Your answer should be one number: the count of lines below that contain "tuition".

START ENTRIES SUPPLIED

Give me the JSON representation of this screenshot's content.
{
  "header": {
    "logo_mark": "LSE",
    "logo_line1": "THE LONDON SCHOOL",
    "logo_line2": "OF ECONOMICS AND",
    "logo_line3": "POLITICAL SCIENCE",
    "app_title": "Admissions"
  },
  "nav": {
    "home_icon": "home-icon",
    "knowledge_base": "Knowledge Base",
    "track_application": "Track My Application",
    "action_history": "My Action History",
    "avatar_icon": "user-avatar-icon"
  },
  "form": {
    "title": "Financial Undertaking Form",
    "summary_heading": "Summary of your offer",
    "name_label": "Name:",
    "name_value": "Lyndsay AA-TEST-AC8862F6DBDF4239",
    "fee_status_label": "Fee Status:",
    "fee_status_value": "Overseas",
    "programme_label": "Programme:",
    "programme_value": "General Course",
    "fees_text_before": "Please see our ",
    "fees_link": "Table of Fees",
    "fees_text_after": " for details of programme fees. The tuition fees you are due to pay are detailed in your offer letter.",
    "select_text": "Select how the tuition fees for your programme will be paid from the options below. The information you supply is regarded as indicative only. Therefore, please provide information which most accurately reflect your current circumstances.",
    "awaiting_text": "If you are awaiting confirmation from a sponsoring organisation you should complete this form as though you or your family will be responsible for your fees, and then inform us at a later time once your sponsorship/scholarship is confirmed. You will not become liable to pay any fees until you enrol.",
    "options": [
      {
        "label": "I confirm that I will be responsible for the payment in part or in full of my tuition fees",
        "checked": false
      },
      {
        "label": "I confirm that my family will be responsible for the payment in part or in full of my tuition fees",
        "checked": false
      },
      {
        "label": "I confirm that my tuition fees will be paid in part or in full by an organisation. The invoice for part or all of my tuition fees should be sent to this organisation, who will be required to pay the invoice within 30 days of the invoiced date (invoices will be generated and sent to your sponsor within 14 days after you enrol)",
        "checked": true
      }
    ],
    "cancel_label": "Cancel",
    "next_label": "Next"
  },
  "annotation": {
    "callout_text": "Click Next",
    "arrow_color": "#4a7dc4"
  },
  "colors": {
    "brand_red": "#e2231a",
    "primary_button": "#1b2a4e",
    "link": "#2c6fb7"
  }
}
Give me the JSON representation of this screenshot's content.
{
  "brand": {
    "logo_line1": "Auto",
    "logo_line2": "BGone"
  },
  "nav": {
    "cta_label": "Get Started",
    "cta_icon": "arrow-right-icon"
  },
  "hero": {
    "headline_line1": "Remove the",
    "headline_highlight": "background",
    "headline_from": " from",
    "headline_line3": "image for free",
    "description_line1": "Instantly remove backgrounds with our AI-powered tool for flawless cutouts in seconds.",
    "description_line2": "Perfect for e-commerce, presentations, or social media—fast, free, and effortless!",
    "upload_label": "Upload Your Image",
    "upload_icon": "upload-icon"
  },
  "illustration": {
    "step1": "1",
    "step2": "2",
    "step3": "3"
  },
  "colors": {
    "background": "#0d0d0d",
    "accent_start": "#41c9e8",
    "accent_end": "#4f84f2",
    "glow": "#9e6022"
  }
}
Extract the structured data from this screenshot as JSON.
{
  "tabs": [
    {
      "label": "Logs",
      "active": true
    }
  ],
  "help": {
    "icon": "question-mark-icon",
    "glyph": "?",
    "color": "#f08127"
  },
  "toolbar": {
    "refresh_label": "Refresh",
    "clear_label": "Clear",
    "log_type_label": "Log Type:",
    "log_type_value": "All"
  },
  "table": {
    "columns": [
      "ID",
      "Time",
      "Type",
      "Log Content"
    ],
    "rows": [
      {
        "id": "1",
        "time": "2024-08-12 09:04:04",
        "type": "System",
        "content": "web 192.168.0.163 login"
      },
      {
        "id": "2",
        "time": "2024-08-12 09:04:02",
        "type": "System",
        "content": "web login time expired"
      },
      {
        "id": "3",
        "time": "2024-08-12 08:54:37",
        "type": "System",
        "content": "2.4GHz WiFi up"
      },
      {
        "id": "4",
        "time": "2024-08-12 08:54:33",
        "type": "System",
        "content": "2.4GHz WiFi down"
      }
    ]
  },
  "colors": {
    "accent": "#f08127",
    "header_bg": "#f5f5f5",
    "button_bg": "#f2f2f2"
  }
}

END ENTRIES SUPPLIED

EXERCISE SOLUTION> 5